A particular value of Dpi can do well on one photo and be a failure on another photo. It calls for total patience to get the best Dpi and one of the things that you need to do is print different images and then compare their Dpi.
Many people have found themselves choosing Dpi based on the time required. Here, the total time taken to complete a scan helps you to determine the value of Dpi to work with. This move may be right or may be wrong depending on how you are doing it.
The truth of the matter is that the higher the Dpi, the longer it will take to complete a scan. Different scanners have different scanning speeds, but this fact will still hold regardless of how fast your scanner is. If you decide to choose a higher Dpi, then be ready to be patient.
Effects of using low Dpi
Sadly, most paper images have a Dpi ranging from 200 to 300 though you will be lucky to get one that has a Dpi of 600 Dpi. There is a high risk of using very low Dpi when scanning an image. You may fail to capture all the details that are in the photo, and this may end up messing the whole thing.
This can be revealed when you zoom the image using your computer as various aspects of the photo may fail to be captured. Rather than going for the highest value, test a Dpi that will not reveal full details, then tweak your settings around that value.
Setting a high Dpi
Many people have been misled into believing that buying expensive scanners will automatically provide high-resolution images; there is no guarantee for that. High-resolution scanning is, in fact, preferable as opposed to low-resolution scanning.
Using high Dpi has a direct impact on the file size. You will require a larger memory space and may also need a faster computer to process this information. However, as technology continues to advance, storage and processing power cease to be of too much concern as alternatives have been made easily available.
Choosing between high Dpi and low Dpi
Choosing between high Dpi and low Dpi can be quite a challenge especially when you want to scan different types of photos at once. If you have all the resources at your disposal, then go for the highest Dpi as you will be able to store and use the photo without any limitations.
Another advantage that comes with high Dpi is protection from uncertainty. You will never know whether you will resize the image to have a larger image size or smaller one.
Resizing to have a larger image size can affect the quality of an image in a negative way, and this may be worse if you scanned it using low Dpi. For this reason, it goes without question that it is better to go for a higher Dpi scanning.

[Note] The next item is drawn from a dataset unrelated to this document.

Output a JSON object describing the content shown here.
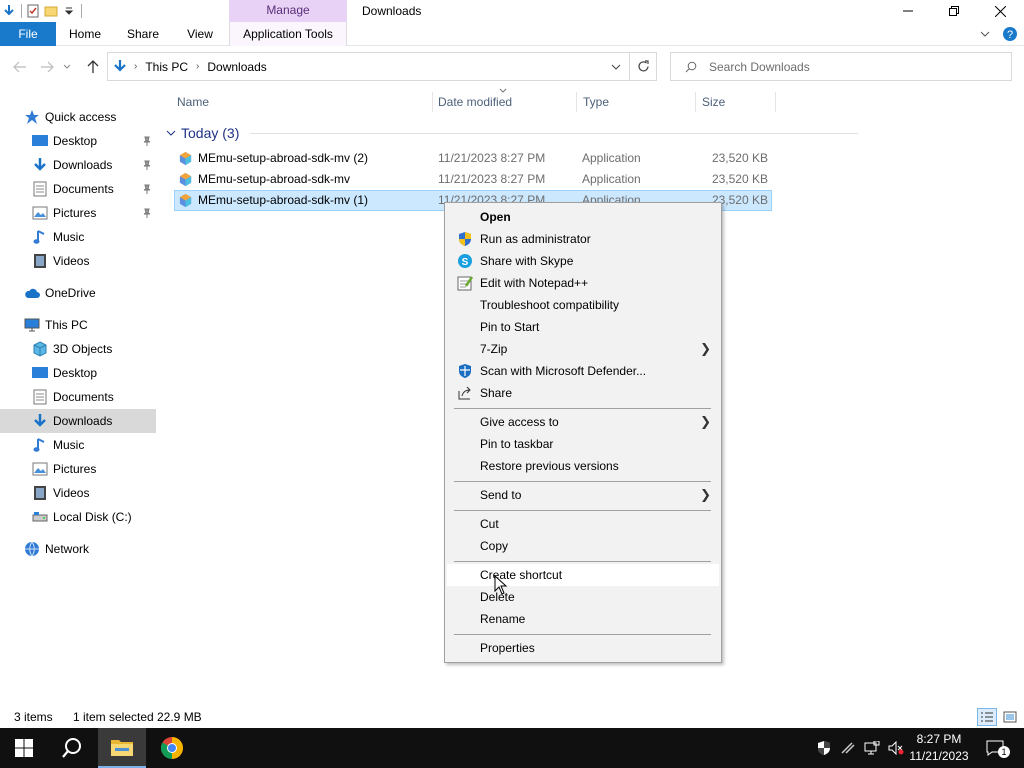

So what is the best Dpi for scanning photos? The answer is to use an average Dpi, and you don’t have to be too serious about it. Have fun trying out different numbers until you stumble upon the values that will give you the best photo.
Test the numbers until each pixel of the image receives enough Dpi which will reveal image details and at the same time make it possible for the image to be printed on any size. Being flexible and open-minded will help you in choosing the best Dpi for scanning photos.